Most web and mobile applications have fields somewhere in the application, and most fields have a limit to the values they will accept. Let’s say you have a field that is designed to accept a value between 1 and 1000. Do you need to write one thousand test cases for it? I’m sure everyone knows that you don’t, but which values do you select to test, and why? Many experienced testers, especially those who have any development experience, know that the highest risk of boundary condition failure lies at the edges of those boundaries.
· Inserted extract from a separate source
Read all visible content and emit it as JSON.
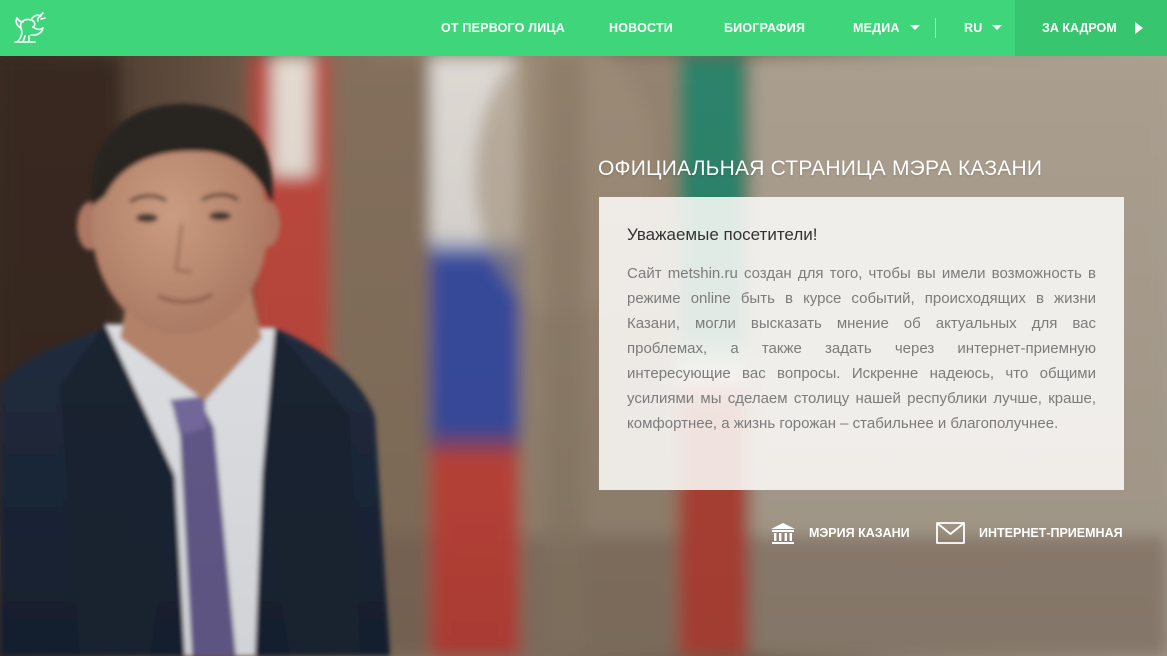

When a field has boundary conditions, in that it only accepts specific values or a range of values, then the highest risk of failure is right at the boundary on either side of the range. For example, if the field accepts 1 – 1000, then the highest risk is actually at 1 and 1000, and numbers one digit higher or lower than those boundaries. As a tester, the best test cases to write would include the numbers -1, 0, 1, 1000, and 1001. The logic being that if the field accepts 1 and 1000, and gives proper error messages for 1001 and 0 then the chances are extremely high that it will accept the full range of valid values and properly reject all other invalid values.
You can easily divide your test cases into three areas: Invalid values at the lower end – Valid values – Invalid values at the upper end.
Such as this:
Invalid Lower: -2, -1, 0
Valid: 1 – 1000
Invalid Upper: 1001, 1002
In knowing this, a tester can greatly decrease the number of test cases necessary for all fields with boundaries, and select the values with the highest rate of failure for any application. Not only do you increase your chances of finding an error, but you decrease the amount of time needed for test case writing and execution and your overall risk.